What about building peace in the world? Montessori implores us to build peace in humanity. An impossible task? I don’t know. Today’s world sometimes seems impossible. But Montessori lived through and advocated for Peace Education in one of the worlds darkest times. Surely there must be a chance.

Perhaps Empathy is a good place to start. Or Understanding. The worlds borders are shrinking smaller and smaller every day. Perhaps our instinct to think of ourselves and our families first gets in the way sometimes of sharing peace with our neighbours or the so often “forgottens” of our communities.

What would happen if I shared a small kindness with a stranger? Maybe nothing. But maybe something.

I guess I’m not able to answer my own question of what does peace mean to us. I can only start with the basics which for us are love and respect. How can we ensure those things for our children’s children’s lifetime? That’s a much harder one.

Our Day in pictures


It was a day that found us unexpectedly at home.

From the top left: Painting after breakfast in the work space. Magazine reading. Foose ball match between Anthony and I. Quentin watches but doesn’t try to interfere. Quentin helps with his laundry.

Middle Row: Quentin and I walk to get the mail. We spot a puddle and come back with boots on. We need eggs for baking. A trip to the market is too far for Quentin to walk. Anthony pushes him.
With eggs ready Anthony bakes banana loaves while Quentin watches, too tired to help.

Bottom Row: Up from his nap, enjoying the loaf his Brother made. Anthony working in the yard. The late afternoon has brought the sun. The leaves are starting already. A “thank you” for helping with the leaves. Quentin’s first time in the tree house. “No Anthony, I will not let him ride up in the bucket!!” After dinner, back where the day began. This time Anthony is finishing something for school and Quentin is quietly putting his wooden acorns through the hole in his rocker.

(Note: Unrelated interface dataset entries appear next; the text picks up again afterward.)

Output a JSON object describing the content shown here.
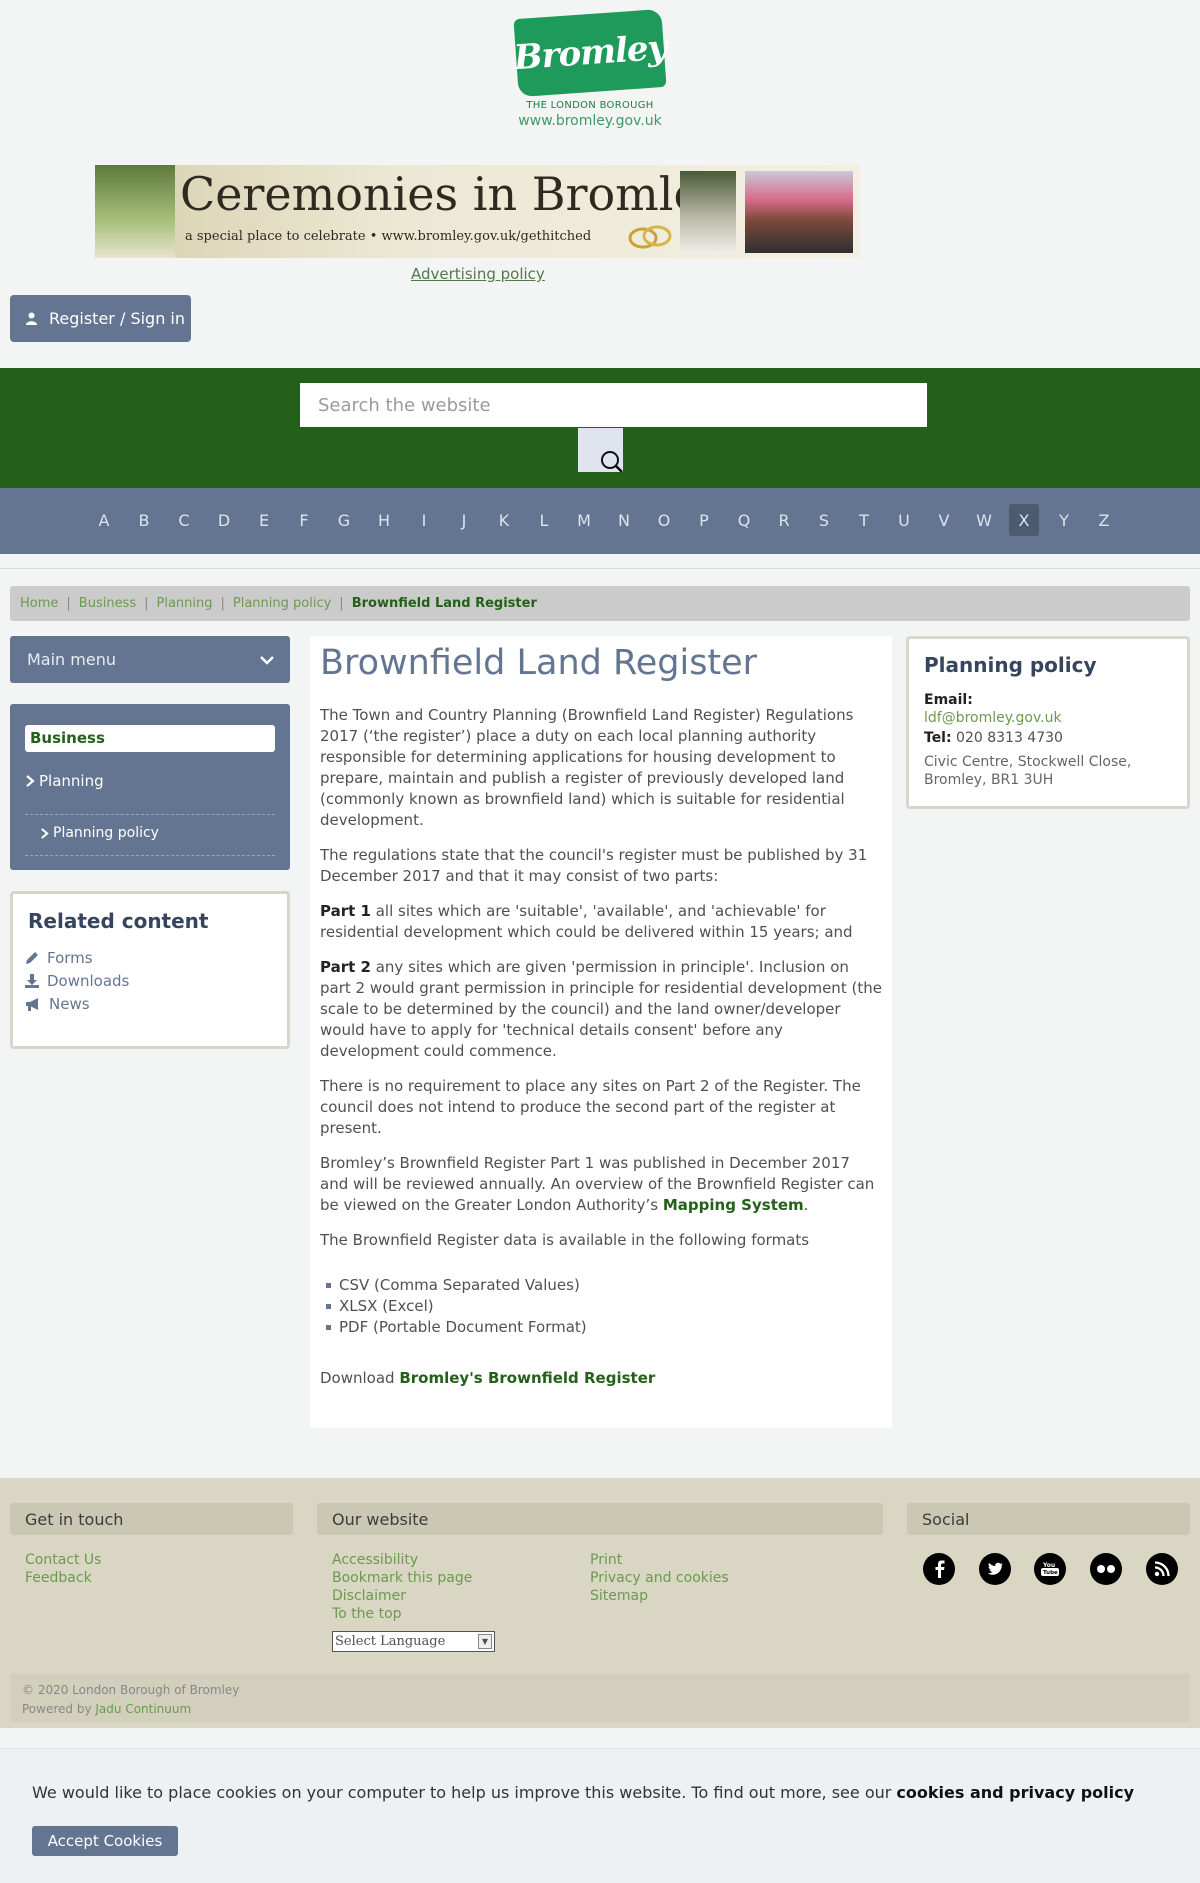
{
  "header": {
    "logo_text": "Bromley",
    "logo_subtitle": "THE LONDON BOROUGH",
    "logo_url": "www.bromley.gov.uk",
    "banner": {
      "title": "Ceremonies in Bromley",
      "tagline": "a special place to celebrate • www.bromley.gov.uk/gethitched"
    },
    "advertising_policy": "Advertising policy",
    "register_label": "Register / Sign in"
  },
  "search": {
    "placeholder": "Search the website"
  },
  "az": [
    "A",
    "B",
    "C",
    "D",
    "E",
    "F",
    "G",
    "H",
    "I",
    "J",
    "K",
    "L",
    "M",
    "N",
    "O",
    "P",
    "Q",
    "R",
    "S",
    "T",
    "U",
    "V",
    "W",
    "X",
    "Y",
    "Z"
  ],
  "az_active": "X",
  "breadcrumb": [
    "Home",
    "Business",
    "Planning",
    "Planning policy",
    "Brownfield Land Register"
  ],
  "sidebar": {
    "main_menu": "Main menu",
    "items": [
      {
        "label": "Business"
      },
      {
        "label": "Planning"
      },
      {
        "label": "Planning policy"
      }
    ],
    "related": {
      "title": "Related content",
      "items": [
        "Forms",
        "Downloads",
        "News"
      ]
    }
  },
  "content": {
    "title": "Brownfield Land Register",
    "p1": "The Town and Country Planning (Brownfield Land Register) Regulations 2017 (‘the register’) place a duty on each local planning authority responsible for determining applications for housing development to prepare, maintain and publish a register of previously developed land (commonly known as brownfield land) which is suitable for residential development.",
    "p2": "The regulations state that the council's register must be published by 31 December 2017 and that it may consist of two parts:",
    "part1_label": "Part 1",
    "part1_text": " all sites which are 'suitable', 'available', and 'achievable' for residential development which could be delivered within 15 years; and",
    "part2_label": "Part 2",
    "part2_text": "  any sites which are given 'permission in principle'. Inclusion on part 2 would grant permission in principle for residential development (the scale to be determined by the council) and the land owner/developer would have to apply for 'technical details consent' before any development could commence.",
    "p5": "There is no requirement to place any sites on Part 2 of the Register. The council does not intend to produce the second part of the register at present.",
    "p6_text": "Bromley’s Brownfield Register Part 1 was published in December 2017 and will be reviewed annually. An overview of the Brownfield Register can be viewed on the Greater London Authority’s ",
    "p6_link": "Mapping System",
    "p6_end": ".",
    "p7": "The Brownfield Register data is available in the following formats",
    "formats": [
      "CSV (Comma Separated Values)",
      "XLSX (Excel)",
      "PDF (Portable Document Format)"
    ],
    "download_prefix": "Download ",
    "download_link": "Bromley's Brownfield Register"
  },
  "aside": {
    "title": "Planning policy",
    "email_label": "Email:",
    "email": "ldf@bromley.gov.uk",
    "tel_label": "Tel:",
    "tel": "020 8313 4730",
    "address": "Civic Centre, Stockwell Close, Bromley, BR1 3UH"
  },
  "footer": {
    "get_in_touch": "Get in touch",
    "contact_links": [
      "Contact Us",
      "Feedback"
    ],
    "our_website": "Our website",
    "website_links_col1": [
      "Accessibility",
      "Bookmark this page",
      "Disclaimer",
      "To the top"
    ],
    "website_links_col2": [
      "Print",
      "Privacy and cookies",
      "Sitemap"
    ],
    "language_select": "Select Language",
    "social": "Social",
    "social_icons": [
      "facebook-icon",
      "twitter-icon",
      "youtube-icon",
      "flickr-icon",
      "rss-icon"
    ],
    "copyright": "© 2020 London Borough of Bromley",
    "powered_by": "Powered by",
    "powered_by_link": "Jadu Continuum"
  },
  "cookie": {
    "message": "We would like to place cookies on your computer to help us improve this website. To find out more, see our ",
    "link": "cookies and privacy policy",
    "accept": "Accept Cookies"
  },
  "colors": {
    "brand_green": "#246019",
    "slate": "#637591",
    "link_green": "#6c9a4f"
  }
}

This was 7am-7pm.

There was more. Meals, trips to the potty, book reading with Quentin before nap. Sewing with Anthony while Quentin napped. Anthony vacuumed before we even went downstairs to the workspace this morning. Rob came home from work, Quentin had a bath and went to bed and Anthony packed his lunch for school tomorrow.

Tonight (like most nights) we relax either together or everyone doing their own thing. Sometimes we tidy up a bit, sometimes not.

Usually our days apart fly by, almost at light speed. I’m so grateful for this day that the boys and I got to spend together. Looking back through the pictures, I’m even more grateful that it took its time.